Bart Hughes (Peter Weller), a mild-mannered, high-flying executive involved in corporate mergers and acquisitions sees his beautiful wife Meg (Shannon Tweed) and young son Peter (Leif Anderson) off on holiday. He stays behind at their costly, luxurious brownstone apartment in New York to work on an important project that could earn him a promotion. While work is stressful enough back home Bart finds himself distracted by a rat lurking in the walls. The increasingly destructive rodent wreaks havoc with the furniture, chews through wires and proves alarmingly resistant to Bart's best efforts to remove it. Eventually, to Bart's horror, he discovers the rat is unusually large, abnormally intelligent and seemingly bent on making his life a living nightmare. With Bart increasingly unhinged things boil down to a savage battle between man and beast.
A decidedly offbeat monster movie, Of Unknown Origin eschews the straightforward killer rodent antics of Willard (1971) and Deadly Eyes (1982) and heads down a more rewarding, ambiguous, darkly satirical route. Adapting the novel written by the grandly-named Chauncey G. Parker III, screenwriter Brian Taggert implies certain allegorical parallels between the man versus rodent battle at the Hughes household and the wider, equally destructive 'rat race' occurring in the world at large in the 1980s. As addressed in the hilarious dinner party scene where Bart gets carried away discussing the effects rats have on the global economy to the disgust of his fellow guests, people are so preoccupied with work and money they fail to notice society is being torn apart. Under immense pressure to score bigger deals, advance to the next rung, earn more money and buy more expensive toys for his fancy home, Bart begins to crack. With impressive skill and subtlety, George Pan Cosmatos charts the hero's slow descent into madness through disorientating sound effects (the growing cacophony of mid-town traffic, the squelch of a knife through a chicken dinner), vivid, scary dream sequences (including a memorable shock moment with future DTV erotic thriller staple Shannon Tweed) and, most notably, a grounded, nuanced turn from future Robocop (1987) Peter Weller. Weller's quirky, endearing performance leaves Bart Hughes far more sympathetic than most yuppie-in-peril characters in Eighties cinema.
Throughout the film, despite icky glimpses of the sweaty, snarling rodent we are never entirely sure whether the malevolent creature is real or the product of Bart's fevered imagination. Aside from a few witty encounters with a wisecracking exterminator (Louis Del Grande), Bart never mentions his rat problem to anyone at the office. Even when Bart's concerned secretary (Jennifer Dale) ventures inside his rat-infested basement Cosmatos maintains an effective, unsettling aura of ambiguity.
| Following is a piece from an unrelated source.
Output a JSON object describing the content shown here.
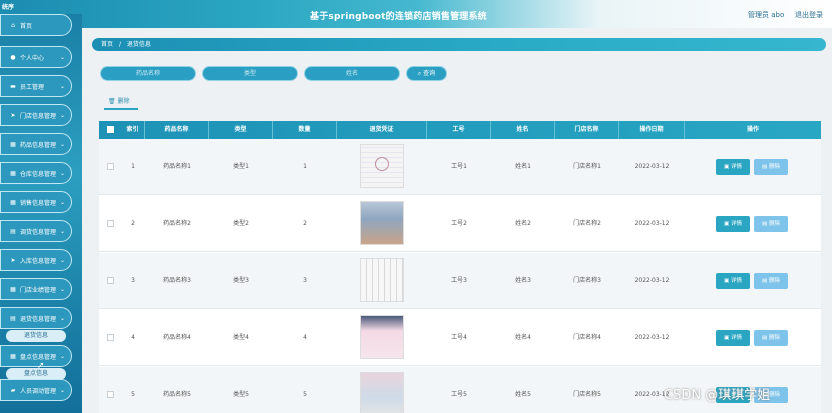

The lack of any clear-cut explanation for the rat's unusual intelligence and savage grudge against Bart may prove frustrating or ridiculous to some but does not hinder the film from being a compelling suspense piece. Cosmatos creates a palpable sense of unease and otherworldiness with his prowling low-angle rat-cam, teasing use of reflective surfaces and gross-out puppet effects (the odd shot of a real rat proves less effective and too cute), staging at least one common nightmare scenario when the rodent bursts out of a toilet. The film is well paced with sleek photography and an ominous score by Kenneth Wannberg. Still, as a study of paranoia and delusion Of Unknown Origin pulls a few punches concluding on a satisfyingly ambiguous note that it still upbeat enough for the mainstream crowd. One imagines a more nuanced filmmaker like say David Cronenberg would have expanded the psychological dimensions and social satire whereas Cosmatos concentrates on cranking up the suspense and mayhem much like his more widely known action films: e.g. Rambo: First Blood, Part 2 (1985), Escape to Athena (1979), Cobra (1986). He and Weller later re-teamed for the far less substantial underwater monster romp Leviathan (1989).